Work out how many lines below contain the word "EURUSD". Only the number is wanted.

AVAILABLE DATA START

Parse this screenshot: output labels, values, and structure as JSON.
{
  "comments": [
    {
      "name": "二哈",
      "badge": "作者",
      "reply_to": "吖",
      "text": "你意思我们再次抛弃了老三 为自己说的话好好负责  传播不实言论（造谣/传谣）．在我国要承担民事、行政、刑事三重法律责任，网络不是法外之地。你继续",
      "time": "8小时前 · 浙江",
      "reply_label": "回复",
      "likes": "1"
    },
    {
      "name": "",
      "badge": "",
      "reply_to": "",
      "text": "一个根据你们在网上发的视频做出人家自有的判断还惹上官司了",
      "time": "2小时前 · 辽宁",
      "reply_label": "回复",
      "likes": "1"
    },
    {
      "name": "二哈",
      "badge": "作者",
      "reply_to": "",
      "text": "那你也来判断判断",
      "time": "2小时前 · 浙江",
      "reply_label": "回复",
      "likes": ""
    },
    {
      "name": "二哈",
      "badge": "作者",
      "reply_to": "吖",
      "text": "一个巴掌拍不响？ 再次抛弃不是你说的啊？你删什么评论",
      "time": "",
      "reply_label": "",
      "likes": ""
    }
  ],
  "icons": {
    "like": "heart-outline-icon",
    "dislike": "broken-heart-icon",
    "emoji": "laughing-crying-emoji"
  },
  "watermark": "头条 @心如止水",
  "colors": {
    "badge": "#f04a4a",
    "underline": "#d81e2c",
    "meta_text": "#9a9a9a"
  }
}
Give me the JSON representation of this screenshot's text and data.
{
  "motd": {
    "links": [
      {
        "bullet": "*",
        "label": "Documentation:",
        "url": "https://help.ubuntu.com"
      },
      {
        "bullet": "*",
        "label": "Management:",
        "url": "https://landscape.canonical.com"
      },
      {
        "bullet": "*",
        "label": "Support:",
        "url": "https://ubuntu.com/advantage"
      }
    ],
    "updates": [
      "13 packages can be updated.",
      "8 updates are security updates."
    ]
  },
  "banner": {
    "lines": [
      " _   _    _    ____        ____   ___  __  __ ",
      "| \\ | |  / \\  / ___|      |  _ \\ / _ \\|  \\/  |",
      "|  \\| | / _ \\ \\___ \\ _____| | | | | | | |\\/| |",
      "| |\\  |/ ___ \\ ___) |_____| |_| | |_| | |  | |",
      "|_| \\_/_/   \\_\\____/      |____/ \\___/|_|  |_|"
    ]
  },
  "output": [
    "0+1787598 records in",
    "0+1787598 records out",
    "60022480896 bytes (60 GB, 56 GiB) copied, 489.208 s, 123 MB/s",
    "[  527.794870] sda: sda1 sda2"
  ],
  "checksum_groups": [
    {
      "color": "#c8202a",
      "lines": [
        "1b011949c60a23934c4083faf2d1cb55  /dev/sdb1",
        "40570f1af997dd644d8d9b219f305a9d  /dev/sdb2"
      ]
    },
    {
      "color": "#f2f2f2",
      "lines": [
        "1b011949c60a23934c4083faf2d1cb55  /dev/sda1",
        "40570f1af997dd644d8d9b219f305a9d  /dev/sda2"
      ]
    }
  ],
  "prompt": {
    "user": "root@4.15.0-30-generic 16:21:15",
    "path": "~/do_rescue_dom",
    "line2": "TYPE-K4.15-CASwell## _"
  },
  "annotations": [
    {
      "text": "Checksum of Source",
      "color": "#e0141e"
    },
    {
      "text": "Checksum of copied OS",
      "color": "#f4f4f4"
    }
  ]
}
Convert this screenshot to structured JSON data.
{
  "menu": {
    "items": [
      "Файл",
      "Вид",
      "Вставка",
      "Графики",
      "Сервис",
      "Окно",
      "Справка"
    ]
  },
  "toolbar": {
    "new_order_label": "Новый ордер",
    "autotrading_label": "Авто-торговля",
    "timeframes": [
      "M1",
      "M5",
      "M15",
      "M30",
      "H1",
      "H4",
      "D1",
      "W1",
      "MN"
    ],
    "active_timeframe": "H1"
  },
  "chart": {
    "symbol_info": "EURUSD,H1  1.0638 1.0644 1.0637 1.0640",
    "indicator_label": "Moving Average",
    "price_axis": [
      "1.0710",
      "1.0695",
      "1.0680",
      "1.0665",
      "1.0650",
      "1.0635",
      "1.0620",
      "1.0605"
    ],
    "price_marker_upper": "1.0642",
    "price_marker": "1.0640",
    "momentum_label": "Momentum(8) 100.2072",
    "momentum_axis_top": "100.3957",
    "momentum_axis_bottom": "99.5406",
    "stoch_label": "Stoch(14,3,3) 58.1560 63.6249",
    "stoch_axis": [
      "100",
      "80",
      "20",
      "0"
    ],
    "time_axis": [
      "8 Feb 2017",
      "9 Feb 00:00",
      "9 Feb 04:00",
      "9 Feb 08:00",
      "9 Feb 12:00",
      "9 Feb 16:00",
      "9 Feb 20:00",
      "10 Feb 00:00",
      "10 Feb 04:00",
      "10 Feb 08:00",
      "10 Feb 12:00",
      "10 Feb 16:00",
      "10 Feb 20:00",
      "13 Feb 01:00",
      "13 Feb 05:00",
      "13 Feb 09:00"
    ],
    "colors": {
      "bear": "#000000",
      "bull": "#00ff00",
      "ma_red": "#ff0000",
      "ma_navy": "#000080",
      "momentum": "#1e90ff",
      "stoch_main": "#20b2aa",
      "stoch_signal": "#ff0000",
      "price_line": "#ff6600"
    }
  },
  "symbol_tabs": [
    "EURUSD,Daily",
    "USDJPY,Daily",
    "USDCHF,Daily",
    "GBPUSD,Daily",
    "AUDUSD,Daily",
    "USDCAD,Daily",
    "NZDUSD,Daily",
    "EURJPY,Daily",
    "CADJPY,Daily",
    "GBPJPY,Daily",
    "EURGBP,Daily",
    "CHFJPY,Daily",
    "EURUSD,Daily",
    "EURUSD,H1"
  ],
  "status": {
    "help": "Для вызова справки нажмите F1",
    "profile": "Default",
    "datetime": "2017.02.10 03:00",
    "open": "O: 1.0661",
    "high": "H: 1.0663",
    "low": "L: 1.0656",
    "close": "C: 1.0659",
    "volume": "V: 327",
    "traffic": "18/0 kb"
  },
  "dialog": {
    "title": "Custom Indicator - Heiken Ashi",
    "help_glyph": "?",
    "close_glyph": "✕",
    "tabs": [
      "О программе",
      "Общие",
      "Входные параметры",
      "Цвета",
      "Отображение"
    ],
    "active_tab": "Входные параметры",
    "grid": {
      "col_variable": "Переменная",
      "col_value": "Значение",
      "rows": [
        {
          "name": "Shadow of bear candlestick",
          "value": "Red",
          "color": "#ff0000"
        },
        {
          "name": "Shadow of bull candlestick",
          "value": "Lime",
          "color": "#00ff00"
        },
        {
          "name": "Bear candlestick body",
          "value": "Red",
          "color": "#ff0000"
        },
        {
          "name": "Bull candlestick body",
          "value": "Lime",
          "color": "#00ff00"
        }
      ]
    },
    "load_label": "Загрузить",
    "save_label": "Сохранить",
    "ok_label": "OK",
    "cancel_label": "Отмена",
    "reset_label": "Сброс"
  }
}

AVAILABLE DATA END

= SOLUTION =
4